A single five gallon upright plant may be all you need to make this a truly spectacular. Large papyrus or cannas are truly beautiful all by themselves. You may prefer to combine a few smaller plants of varying form or texture to create a composition. Here you can use colocasia, horsetail, water iris and acorus for great looks.
During the summer you may have to fill the big pot daily to keep the water level consistent. This also cools off the overall temperature of the water to discourage algae bloom. If water quality declines, overflow the pot for a few minutes to refresh it.
Be aware that mosquitoes can breed in this kind of water garden. To prevent larvae there are two methods you can use: mosquito fish or nontoxic mosquito dunks.
Most Mosquito Abatement Districts give out free mosquito fish (tiny minnows) to keep your water mosquito free. Kids love these and you'll enjoy seeing them dart around.
Water garden centers sell nontoxic mosquito dunks you can drop into the water for chemical-free natural larvae control. Be sure to replace these as often as directed by the manufacturer.
For more variety and to reduce nitrogen that stimulates algae bloom, you can add floaters. These drag their roots in the water taking nitrogen. Floaters are always moving around to give your summer water garden more visual interest. The most widely available are water lettuce or hyacinth.
Tall upright plants for water gardens are easier to grow in dry climates when they are submerged. The ready supply of water keeps them firm, their foliage luxuriant and fully hydrated. When all die back for the winter, lift their pots, let them drain and dry out. Then store dormant in a dark, frost free area until spring rolls around. However, many gardeners simply discard them altogether at season's end and start over fresh the following year. So whether it's in the garden, porch or patio, gratify your lust this summer and fulfill those dreams, even if it's only for just one season.

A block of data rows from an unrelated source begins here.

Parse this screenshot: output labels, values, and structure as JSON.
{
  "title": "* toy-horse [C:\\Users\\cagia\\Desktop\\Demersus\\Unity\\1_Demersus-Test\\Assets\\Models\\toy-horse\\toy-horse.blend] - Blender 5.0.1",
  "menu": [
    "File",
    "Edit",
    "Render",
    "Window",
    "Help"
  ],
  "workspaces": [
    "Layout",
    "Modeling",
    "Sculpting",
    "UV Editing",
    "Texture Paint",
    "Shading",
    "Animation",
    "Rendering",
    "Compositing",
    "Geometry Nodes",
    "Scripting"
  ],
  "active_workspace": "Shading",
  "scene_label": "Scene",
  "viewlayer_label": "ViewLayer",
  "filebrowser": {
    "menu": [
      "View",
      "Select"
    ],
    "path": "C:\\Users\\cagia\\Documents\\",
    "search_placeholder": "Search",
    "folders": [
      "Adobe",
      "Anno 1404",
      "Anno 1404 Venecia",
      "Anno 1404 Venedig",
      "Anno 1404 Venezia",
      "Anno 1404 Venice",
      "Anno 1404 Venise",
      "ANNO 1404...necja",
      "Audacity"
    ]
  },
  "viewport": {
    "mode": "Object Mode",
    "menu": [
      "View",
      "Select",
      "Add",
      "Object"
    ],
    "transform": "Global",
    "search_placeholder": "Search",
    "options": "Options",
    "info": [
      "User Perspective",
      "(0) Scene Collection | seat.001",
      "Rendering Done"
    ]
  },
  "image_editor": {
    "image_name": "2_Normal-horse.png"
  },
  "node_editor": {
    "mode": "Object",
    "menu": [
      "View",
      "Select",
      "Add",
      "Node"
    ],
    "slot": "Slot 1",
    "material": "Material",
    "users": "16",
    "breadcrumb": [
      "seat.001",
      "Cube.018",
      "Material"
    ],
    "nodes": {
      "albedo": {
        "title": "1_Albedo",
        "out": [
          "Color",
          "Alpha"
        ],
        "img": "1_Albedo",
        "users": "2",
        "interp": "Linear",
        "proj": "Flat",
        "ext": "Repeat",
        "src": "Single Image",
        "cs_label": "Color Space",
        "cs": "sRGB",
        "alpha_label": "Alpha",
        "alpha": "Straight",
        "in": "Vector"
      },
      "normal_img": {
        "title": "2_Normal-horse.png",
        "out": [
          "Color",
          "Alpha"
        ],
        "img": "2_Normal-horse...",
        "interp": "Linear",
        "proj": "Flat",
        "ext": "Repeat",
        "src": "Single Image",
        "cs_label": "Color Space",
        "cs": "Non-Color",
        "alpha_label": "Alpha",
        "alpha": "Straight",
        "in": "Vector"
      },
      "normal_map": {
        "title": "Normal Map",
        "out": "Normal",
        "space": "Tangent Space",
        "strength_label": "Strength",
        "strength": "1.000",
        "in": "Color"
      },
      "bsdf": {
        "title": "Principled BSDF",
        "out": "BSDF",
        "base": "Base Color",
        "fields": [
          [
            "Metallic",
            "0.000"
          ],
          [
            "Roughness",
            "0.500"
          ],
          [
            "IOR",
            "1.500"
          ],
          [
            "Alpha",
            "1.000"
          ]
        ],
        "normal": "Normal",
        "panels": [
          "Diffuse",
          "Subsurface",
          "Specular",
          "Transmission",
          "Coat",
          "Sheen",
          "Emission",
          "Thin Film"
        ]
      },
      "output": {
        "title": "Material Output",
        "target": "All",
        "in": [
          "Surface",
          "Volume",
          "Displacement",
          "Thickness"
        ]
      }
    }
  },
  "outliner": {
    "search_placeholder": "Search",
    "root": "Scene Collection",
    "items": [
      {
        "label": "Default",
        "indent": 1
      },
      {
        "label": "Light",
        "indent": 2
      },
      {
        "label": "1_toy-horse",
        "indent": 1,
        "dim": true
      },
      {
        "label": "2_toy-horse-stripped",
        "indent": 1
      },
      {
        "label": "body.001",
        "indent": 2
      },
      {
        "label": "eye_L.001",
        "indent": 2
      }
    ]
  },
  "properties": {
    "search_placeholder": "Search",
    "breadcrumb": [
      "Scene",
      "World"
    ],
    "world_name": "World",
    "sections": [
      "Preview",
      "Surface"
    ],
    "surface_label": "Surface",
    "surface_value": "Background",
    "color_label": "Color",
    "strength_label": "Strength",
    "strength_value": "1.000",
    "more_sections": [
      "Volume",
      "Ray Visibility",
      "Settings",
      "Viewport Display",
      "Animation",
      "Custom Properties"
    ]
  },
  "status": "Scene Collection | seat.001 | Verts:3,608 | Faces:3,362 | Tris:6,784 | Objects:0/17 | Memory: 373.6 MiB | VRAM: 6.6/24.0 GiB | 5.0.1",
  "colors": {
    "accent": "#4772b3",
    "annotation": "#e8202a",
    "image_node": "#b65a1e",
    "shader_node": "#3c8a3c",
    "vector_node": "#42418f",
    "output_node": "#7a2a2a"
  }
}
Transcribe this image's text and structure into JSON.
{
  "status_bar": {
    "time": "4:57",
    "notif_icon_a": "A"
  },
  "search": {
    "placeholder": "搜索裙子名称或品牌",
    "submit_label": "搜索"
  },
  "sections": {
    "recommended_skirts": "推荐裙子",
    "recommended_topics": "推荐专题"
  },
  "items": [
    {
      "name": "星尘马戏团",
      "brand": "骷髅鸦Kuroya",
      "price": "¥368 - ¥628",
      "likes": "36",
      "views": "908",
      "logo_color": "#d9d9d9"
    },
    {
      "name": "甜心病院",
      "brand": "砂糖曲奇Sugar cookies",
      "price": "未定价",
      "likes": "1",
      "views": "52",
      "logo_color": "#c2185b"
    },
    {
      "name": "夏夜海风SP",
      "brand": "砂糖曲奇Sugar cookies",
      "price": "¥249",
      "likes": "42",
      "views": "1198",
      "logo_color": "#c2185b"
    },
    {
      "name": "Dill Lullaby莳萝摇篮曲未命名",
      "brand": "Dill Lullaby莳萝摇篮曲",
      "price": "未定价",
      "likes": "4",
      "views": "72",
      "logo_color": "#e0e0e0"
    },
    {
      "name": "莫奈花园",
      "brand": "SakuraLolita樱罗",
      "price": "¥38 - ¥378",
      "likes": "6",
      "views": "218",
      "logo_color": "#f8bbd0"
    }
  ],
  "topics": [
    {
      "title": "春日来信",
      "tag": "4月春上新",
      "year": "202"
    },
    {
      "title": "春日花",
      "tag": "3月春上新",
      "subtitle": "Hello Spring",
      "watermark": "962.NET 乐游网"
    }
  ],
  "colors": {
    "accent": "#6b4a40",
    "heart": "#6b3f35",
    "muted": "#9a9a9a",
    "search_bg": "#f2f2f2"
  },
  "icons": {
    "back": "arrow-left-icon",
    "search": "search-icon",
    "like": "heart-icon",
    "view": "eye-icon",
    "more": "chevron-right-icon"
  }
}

Maureen Gilmer is a horticulturist and host of "Weekend Gardening" on DIY Network.